Blue light is in the news – and not for good reasons. In the modern world, as we constantly flick on energy-saving lights and check smartphone, TV, tablet and computer screens, human beings are more exposed to ‘blue’ light sources, and for longer, than ever before. Why is it called blue light? Because different light wavelengths have different effects. Blue wavelengths have a stimulating effect on mood and energy: this might be useful during the day, but at night they can throw the body’s biological clock – the circadian rhythm – out of balance and upset sleep and metabolism.
This is thought to happen by disrupting the secretion of melatonin, the hormone that controls circadian rhythms (although other elements may play a role), and can potentially cause health problems: diabetes, obesity, depression, heart problems and cancer are all linked to sleep disorders. While light of any kind at night – such as experienced by shift workers – can affect melatonin, blue light seems to have a stronger effect. In one Harvard University study, exposure to blue light at night was shown to suppress melatonin secretion for twice as long as exposure to light of another colour wavelength. Nor are phone and computer screens the only culprit; ironically, we may be undermining our health with environmentally-friendly LED light bulbs – they are energy-efficient, but they also produce more blue light than older incandescent ones.
So how can you protect yourself and get a good night’s sleep?
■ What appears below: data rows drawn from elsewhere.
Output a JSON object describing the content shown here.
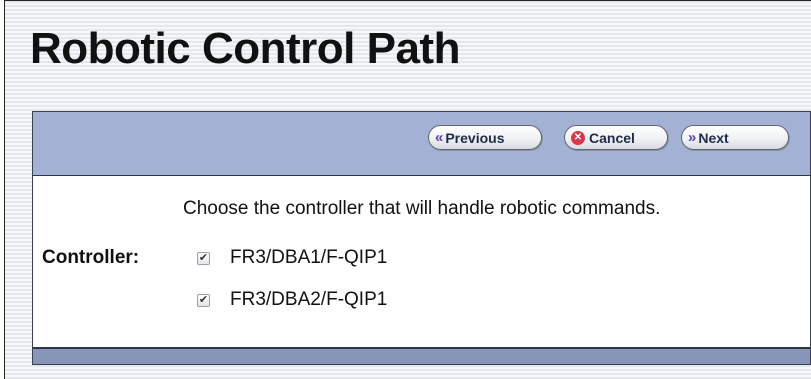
{
  "page": {
    "title": "Robotic Control Path"
  },
  "toolbar": {
    "previous_label": "Previous",
    "cancel_label": "Cancel",
    "next_label": "Next",
    "previous_icon": "«",
    "cancel_icon": "⊗",
    "next_icon": "»"
  },
  "form": {
    "instruction": "Choose the controller that will handle robotic commands.",
    "controller_label": "Controller:",
    "controllers": [
      {
        "name": "FR3/DBA1/F-QIP1",
        "checked": true
      },
      {
        "name": "FR3/DBA2/F-QIP1",
        "checked": true
      }
    ],
    "check_mark": "✔"
  },
  "colors": {
    "toolbar_bg": "#a2b1d4",
    "footer_bg": "#8795b8",
    "accent_purple": "#5b3fa8",
    "cancel_red": "#d8384a"
  }
}
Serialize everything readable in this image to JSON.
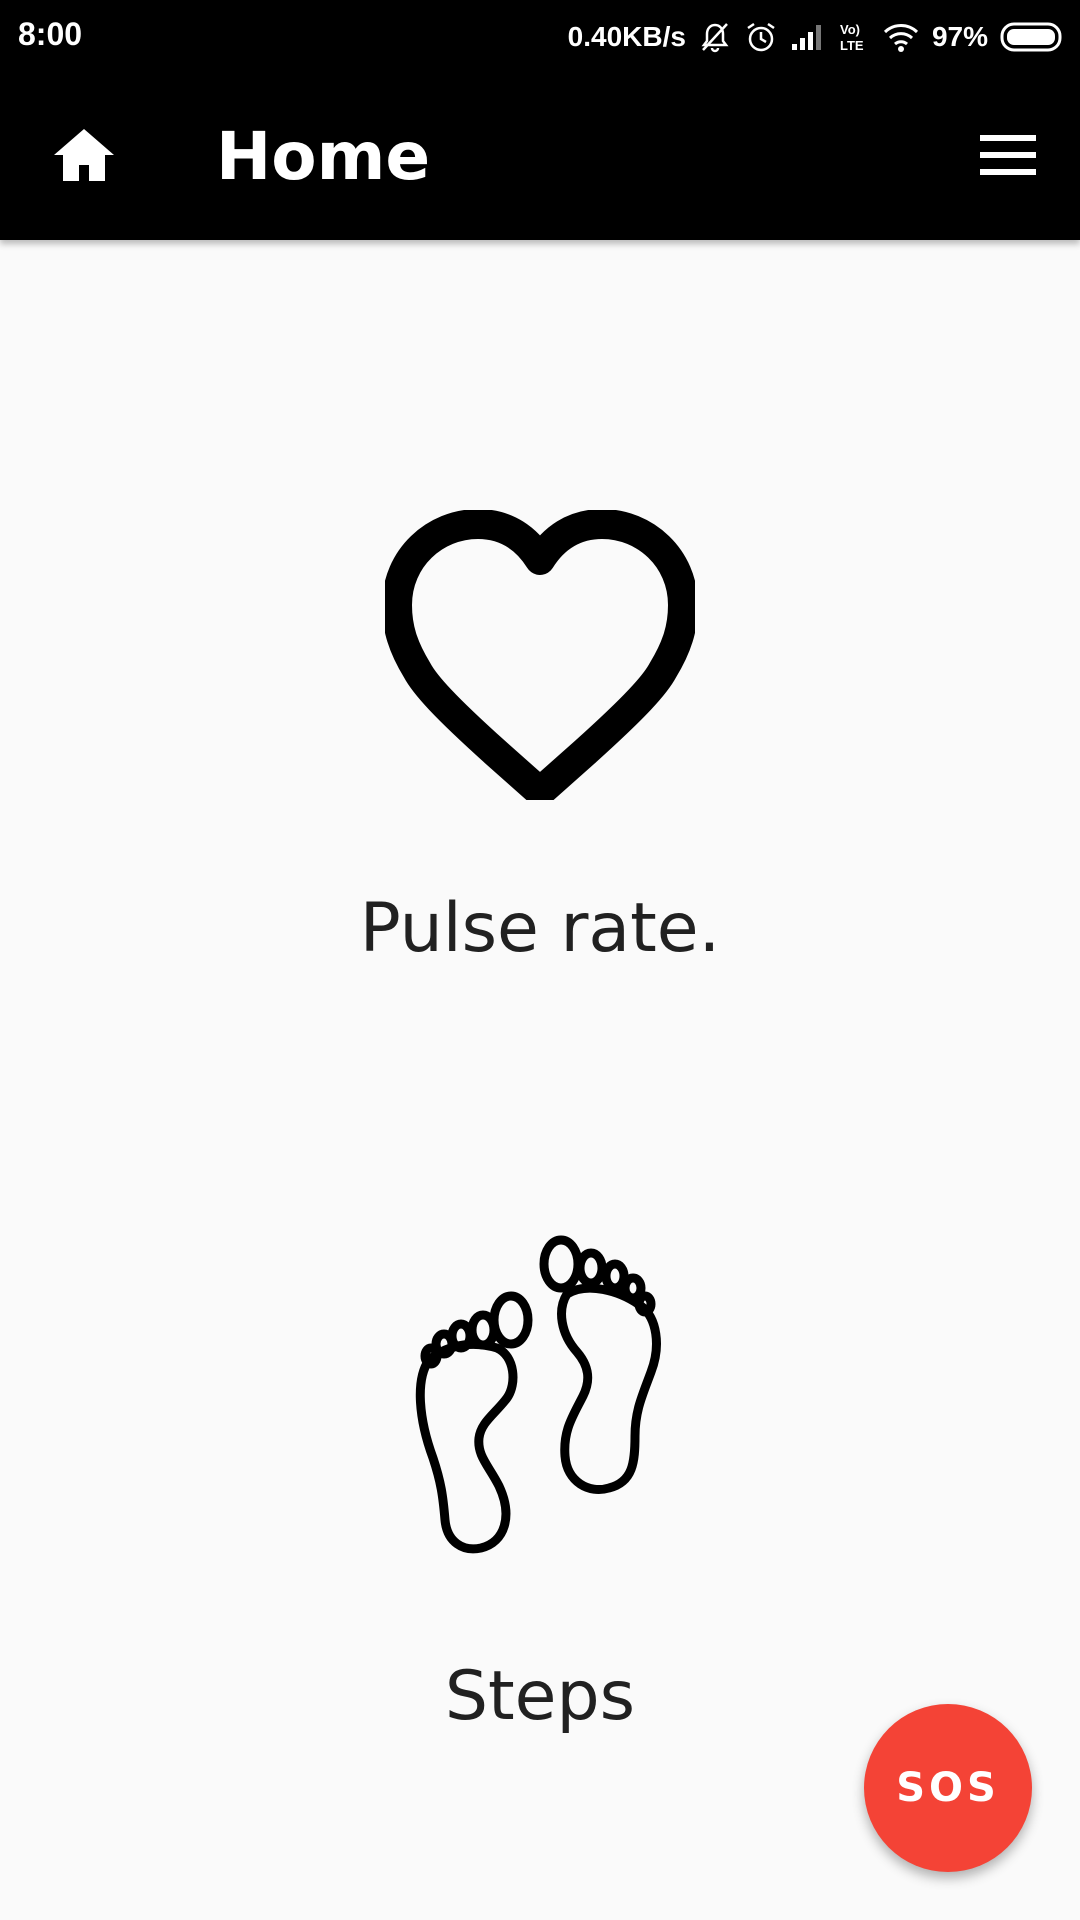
{
  "status_bar": {
    "time": "8:00",
    "network_speed": "0.40KB/s",
    "battery_percent": "97%",
    "icons": [
      "mute-icon",
      "alarm-icon",
      "signal-icon",
      "volte-icon",
      "wifi-icon",
      "battery-icon"
    ]
  },
  "app_bar": {
    "title": "Home",
    "left_icon": "home-icon",
    "right_icon": "menu-icon"
  },
  "cards": {
    "pulse": {
      "label": "Pulse rate.",
      "icon": "heart-icon"
    },
    "steps": {
      "label": "Steps",
      "icon": "footprints-icon"
    }
  },
  "fab": {
    "label": "SOS",
    "color": "#f44336"
  },
  "colors": {
    "app_bar": "#000000",
    "background": "#fafafa",
    "text": "#212121"
  }
}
Love natural light – Spend as much time as possible outside in natural light (even if it’s overcast) during the day. If you can position your desk near a window with natural light, do so. At lunch time, get out and walk with your face and forearms exposed. This will all help to improve your mood and focus during daylight hours, and your ability to wind down and sleep at night.
See red – When installing night lights, use red globes or shades, because the red light wavelength is the least stimulating. If you work night shifts, put red bulbs in the bathroom. Investigate apps that filter blue light on electronic devices, especially if you use them at night for work or study. Some smartphones have a setting that disables blue light in favour of yellow light, making it easier on your eyes. If your phone has this feature, then use it all the time.
Turn it off – If you do not need to use electronic devices at night-time for work or study, turn off all bright screens at least two hours before you want to sleep.
Support your skin – Research shows that protecting your skin against UVA and UVB rays is no longer enough, because the combination of the blue light or high energy visible light (HEV) emitted from the sun plus the extra blue light from digital devices and fluorescent lighting is even worse for skin. The effects of HEV exposure are the same as those caused by UVA and UVB exposure – uneven skin tone, pigmentation, wrinkles, dryness, premature ageing and impaired barrier function. However, the difference is that blue light rays – nicknamed ‘the silent agers of our generation’ – can penetrate further into the skin than either UVA or UVB rays. In fact, blue light can penetrate all the way into the dermis, where collagen and elastin are formed, and this can result in significantly more damage to skin.
The good news? You can protect your skin from both UVA and UVB and blue/HEV light by eating a diet rich in antioxidants from fresh fruit and vegetables, and also through the topical application of skincare products which provide natural antioxidants that strengthen the skin’s resistance to environmental damage. We love The Jojoba Company’s new Ultimate Day Cream for this reason – it contains a unique ingredient called Arctalis, a fermented marine active sourced from the ocean under the aurora of the Northern Lights, which has been clinically proven to protect the skin from damage caused by blue/HEV light exposure. Clinical tests have shown a dramatic 53 per cent decrease in blue light damage to skin in just four days. The Jojoba Company Ultimate Day Cream also contains vitamin C, a powerful antioxidant that protects the skin from environmental damage. Akoactive Garuda, which is a mix of orchid and magnolia extracts, also features in this cream and is clinically proven to reduce skin sagging and increase skin elasticity.